**Brief**
What lines in the entries below contain the word "label"? Copy all of them.

****

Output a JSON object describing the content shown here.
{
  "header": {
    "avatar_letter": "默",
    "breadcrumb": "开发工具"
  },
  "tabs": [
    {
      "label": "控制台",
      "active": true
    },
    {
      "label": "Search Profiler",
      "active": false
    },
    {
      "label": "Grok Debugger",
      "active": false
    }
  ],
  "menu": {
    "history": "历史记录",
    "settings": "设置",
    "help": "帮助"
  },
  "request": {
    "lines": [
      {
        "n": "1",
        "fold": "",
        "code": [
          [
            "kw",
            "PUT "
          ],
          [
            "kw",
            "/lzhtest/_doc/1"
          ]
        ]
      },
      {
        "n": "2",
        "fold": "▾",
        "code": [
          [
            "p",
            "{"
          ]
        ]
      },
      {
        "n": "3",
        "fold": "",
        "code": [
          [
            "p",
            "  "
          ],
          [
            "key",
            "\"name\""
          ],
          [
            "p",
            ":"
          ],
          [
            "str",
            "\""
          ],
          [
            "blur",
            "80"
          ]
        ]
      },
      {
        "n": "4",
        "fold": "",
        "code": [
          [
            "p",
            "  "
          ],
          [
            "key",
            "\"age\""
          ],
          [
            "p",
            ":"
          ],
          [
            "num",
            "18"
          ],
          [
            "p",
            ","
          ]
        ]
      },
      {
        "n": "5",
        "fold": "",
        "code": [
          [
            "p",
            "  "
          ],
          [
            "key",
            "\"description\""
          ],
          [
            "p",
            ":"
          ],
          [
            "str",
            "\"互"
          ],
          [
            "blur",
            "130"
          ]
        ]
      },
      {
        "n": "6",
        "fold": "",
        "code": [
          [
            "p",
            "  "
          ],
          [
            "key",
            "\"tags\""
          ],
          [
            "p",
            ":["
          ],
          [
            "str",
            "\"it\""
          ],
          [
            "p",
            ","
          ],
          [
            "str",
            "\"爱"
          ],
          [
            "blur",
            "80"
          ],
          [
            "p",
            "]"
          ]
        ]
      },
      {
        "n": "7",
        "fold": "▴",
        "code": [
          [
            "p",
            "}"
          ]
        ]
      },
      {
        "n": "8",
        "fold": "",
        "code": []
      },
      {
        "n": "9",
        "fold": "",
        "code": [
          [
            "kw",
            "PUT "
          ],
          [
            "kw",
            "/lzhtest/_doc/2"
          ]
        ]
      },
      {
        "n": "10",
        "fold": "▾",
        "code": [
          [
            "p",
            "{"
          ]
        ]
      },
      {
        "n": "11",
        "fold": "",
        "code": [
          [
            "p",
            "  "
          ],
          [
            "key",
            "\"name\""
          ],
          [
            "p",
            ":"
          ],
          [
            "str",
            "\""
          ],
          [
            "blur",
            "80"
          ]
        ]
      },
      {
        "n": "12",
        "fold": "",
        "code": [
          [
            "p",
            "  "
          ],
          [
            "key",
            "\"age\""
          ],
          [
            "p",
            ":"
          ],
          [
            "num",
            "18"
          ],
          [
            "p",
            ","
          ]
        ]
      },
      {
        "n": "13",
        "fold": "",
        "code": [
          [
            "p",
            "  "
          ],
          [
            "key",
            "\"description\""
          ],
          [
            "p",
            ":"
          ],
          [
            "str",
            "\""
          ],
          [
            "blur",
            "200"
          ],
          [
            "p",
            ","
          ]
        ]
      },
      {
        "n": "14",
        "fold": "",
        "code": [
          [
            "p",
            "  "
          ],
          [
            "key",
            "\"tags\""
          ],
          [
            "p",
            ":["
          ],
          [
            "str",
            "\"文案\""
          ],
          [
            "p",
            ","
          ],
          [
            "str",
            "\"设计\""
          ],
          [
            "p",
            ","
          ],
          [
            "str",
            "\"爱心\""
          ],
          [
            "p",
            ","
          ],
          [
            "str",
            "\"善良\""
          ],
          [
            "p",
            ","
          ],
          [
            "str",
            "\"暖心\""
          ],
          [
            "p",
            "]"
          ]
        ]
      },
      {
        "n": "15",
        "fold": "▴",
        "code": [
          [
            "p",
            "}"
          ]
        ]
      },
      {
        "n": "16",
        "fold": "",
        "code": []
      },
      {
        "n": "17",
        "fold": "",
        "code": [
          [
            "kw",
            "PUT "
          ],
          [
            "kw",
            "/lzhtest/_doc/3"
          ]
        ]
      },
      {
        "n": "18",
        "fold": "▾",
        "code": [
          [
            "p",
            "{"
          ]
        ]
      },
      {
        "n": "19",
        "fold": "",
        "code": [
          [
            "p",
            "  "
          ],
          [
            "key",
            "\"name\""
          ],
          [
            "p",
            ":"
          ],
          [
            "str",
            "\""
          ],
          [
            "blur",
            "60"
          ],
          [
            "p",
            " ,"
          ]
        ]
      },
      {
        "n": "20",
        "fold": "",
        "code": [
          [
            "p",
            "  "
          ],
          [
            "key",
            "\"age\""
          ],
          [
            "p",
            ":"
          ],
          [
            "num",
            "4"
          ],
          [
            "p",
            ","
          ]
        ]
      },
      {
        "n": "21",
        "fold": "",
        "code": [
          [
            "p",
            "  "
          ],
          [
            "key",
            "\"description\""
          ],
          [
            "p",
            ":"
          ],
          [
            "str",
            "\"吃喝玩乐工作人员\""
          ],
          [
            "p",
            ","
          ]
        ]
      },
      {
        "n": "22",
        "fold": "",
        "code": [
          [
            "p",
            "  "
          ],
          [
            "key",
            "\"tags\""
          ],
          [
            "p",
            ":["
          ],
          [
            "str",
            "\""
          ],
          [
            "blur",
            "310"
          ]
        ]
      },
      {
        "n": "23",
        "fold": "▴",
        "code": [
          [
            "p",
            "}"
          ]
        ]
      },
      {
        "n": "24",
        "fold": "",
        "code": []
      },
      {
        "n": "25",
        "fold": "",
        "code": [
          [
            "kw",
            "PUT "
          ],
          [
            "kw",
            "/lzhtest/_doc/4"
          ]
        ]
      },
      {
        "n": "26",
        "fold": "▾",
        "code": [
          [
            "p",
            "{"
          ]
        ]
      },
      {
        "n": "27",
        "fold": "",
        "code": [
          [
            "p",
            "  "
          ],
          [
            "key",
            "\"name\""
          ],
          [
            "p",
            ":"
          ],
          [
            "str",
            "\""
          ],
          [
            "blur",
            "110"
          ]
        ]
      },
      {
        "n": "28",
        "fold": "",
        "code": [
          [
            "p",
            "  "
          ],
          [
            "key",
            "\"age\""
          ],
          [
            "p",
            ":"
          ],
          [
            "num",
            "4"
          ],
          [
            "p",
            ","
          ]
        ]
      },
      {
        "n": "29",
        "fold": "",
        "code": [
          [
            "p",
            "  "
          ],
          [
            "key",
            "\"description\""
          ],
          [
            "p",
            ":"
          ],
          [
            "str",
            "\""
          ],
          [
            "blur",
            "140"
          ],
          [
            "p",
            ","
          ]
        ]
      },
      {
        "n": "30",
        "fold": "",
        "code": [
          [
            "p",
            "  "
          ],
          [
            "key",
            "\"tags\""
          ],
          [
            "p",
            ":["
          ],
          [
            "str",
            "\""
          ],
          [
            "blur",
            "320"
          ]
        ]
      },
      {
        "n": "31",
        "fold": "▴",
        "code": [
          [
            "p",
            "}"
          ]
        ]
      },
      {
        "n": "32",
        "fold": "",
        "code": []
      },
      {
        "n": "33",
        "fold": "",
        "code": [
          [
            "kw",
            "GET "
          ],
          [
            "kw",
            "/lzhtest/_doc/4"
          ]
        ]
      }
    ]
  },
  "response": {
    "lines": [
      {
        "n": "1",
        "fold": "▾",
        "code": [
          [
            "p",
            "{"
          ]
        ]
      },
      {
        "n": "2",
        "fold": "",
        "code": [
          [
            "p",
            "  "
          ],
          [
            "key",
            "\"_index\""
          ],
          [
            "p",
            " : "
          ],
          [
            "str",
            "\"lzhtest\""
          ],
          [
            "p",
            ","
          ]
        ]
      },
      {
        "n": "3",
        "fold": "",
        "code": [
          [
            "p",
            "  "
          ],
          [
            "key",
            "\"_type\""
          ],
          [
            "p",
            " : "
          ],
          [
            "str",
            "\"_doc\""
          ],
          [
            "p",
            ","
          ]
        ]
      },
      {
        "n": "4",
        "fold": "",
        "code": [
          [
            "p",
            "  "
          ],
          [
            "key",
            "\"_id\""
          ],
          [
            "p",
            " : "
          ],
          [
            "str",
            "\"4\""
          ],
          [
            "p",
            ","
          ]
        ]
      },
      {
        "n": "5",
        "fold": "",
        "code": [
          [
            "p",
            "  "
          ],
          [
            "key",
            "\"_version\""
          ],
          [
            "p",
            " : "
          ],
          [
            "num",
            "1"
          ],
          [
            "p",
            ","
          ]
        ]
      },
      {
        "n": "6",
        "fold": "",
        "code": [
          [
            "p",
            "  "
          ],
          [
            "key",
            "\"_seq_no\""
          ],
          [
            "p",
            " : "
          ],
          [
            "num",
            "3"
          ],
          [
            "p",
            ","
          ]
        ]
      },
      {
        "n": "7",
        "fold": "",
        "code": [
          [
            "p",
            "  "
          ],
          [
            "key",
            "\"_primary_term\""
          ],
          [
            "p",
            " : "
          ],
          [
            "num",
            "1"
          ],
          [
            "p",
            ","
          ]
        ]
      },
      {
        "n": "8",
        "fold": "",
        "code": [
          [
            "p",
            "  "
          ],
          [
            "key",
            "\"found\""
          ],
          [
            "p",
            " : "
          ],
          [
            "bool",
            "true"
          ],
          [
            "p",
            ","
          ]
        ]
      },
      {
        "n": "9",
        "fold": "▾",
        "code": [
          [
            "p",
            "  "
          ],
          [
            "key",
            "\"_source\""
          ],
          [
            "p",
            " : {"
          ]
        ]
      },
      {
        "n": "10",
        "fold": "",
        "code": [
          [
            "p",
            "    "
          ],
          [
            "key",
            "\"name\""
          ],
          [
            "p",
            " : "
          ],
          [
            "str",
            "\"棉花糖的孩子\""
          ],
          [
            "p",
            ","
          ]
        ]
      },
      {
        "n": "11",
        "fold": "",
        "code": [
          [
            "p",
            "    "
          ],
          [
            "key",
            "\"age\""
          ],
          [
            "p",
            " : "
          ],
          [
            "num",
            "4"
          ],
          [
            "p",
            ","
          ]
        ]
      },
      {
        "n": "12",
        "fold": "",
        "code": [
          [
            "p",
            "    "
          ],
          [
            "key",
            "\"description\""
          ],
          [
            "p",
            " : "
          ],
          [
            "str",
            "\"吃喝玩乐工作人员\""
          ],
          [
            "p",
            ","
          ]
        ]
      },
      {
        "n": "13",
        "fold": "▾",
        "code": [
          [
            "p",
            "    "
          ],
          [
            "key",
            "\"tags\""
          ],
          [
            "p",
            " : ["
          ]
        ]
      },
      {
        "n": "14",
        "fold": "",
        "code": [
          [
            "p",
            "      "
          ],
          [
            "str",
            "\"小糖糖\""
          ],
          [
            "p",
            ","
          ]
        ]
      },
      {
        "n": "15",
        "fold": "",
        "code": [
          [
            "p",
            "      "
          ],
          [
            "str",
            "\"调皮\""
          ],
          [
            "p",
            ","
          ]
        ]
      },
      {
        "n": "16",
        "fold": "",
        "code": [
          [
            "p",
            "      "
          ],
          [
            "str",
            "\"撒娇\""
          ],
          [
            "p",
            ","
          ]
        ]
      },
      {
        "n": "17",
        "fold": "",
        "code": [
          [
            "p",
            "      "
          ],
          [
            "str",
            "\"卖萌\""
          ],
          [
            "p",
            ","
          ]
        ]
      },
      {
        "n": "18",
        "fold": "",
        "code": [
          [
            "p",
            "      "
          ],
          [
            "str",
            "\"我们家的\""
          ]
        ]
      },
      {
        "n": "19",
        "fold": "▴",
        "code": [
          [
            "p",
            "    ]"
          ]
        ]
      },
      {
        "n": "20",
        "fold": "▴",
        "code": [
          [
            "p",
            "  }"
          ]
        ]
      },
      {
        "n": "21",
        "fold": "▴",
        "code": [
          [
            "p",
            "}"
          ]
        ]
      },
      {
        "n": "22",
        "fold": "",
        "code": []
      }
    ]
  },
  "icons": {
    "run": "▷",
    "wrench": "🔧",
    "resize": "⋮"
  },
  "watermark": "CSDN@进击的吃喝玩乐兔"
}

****

**Response area**
      "label": "控制台",
      "label": "Search Profiler",
      "label": "Grok Debugger",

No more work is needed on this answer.